Data about app and page elements:
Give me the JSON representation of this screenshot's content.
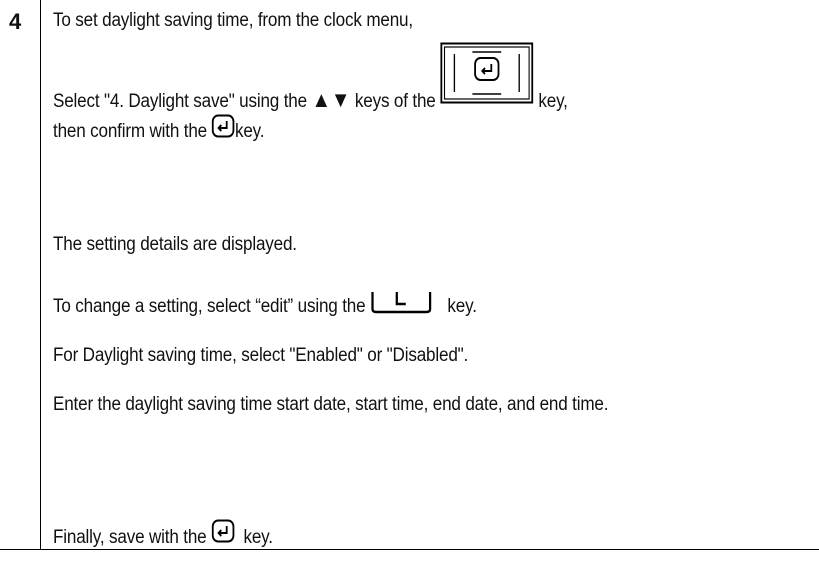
{
  "step": {
    "number": "4"
  },
  "lines": {
    "l1": "To set daylight saving time, from the clock menu,",
    "l2_a": "Select \"4. Daylight save\" using the ",
    "l2_up": "▲",
    "l2_down": "▼",
    "l2_b": " keys of the ",
    "l2_c": " key,",
    "l3_a": "then confirm with the ",
    "l3_b": "key.",
    "l4": "The setting details are displayed.",
    "l5_a": "To change a setting, select “edit” using the ",
    "l5_key": "L",
    "l5_b": "key.",
    "l6": "For Daylight saving time, select \"Enabled\" or \"Disabled\".",
    "l7": "Enter the daylight saving time start date, start time, end date, and end time.",
    "l8_a": "Finally, save with the ",
    "l8_b": "key."
  },
  "icons": {
    "navigation_key": "navigation-pad-with-enter-key-icon",
    "enter_key": "enter-key-icon",
    "softkey": "left-softkey-icon"
  }
}
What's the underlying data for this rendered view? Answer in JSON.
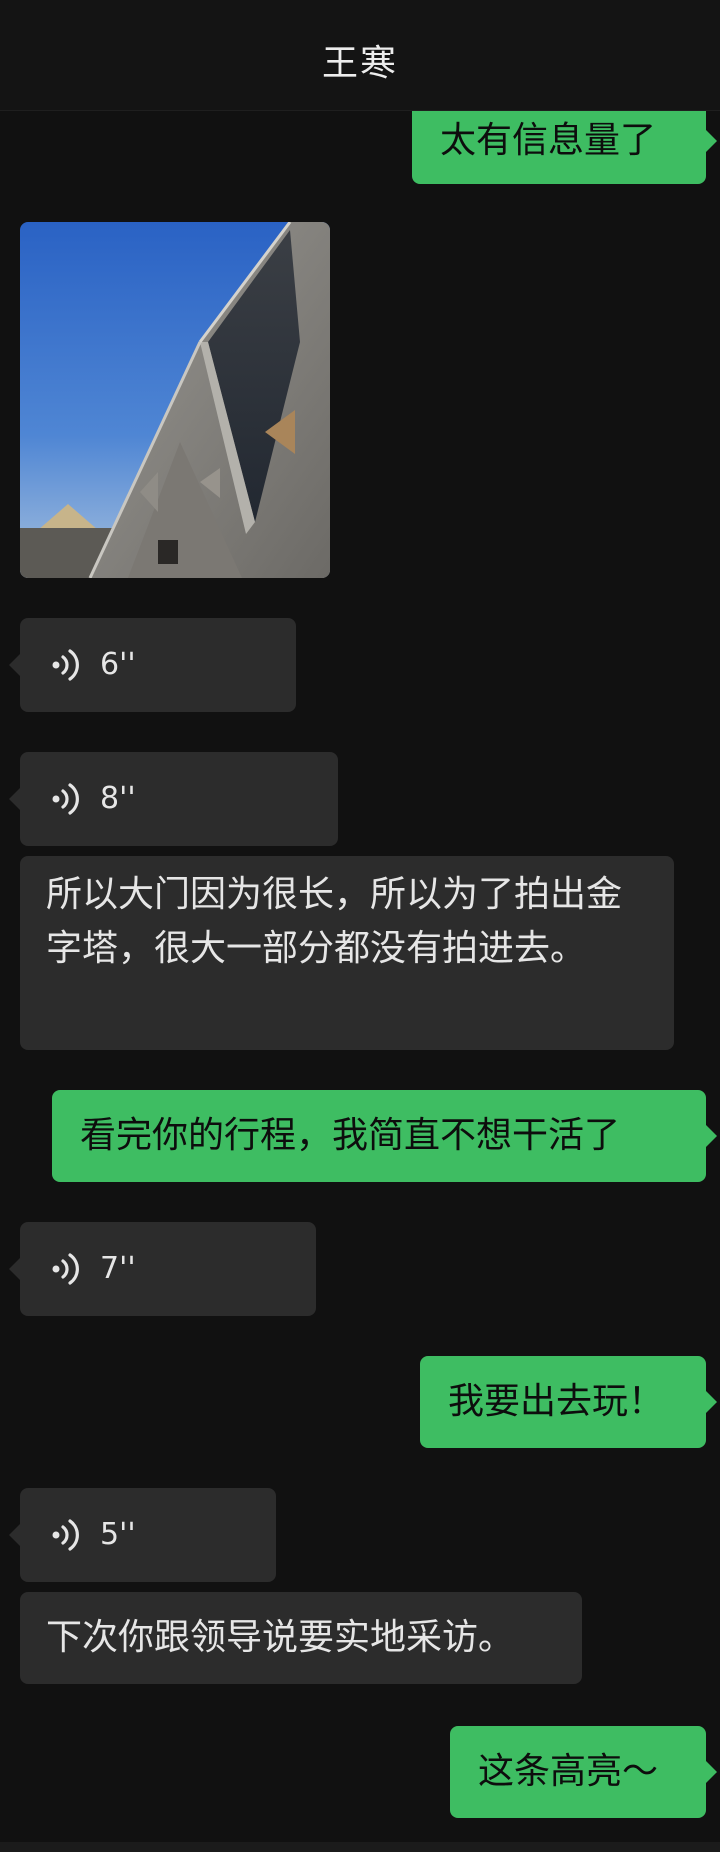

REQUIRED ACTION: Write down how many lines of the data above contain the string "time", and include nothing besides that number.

ANSWER BOX: 3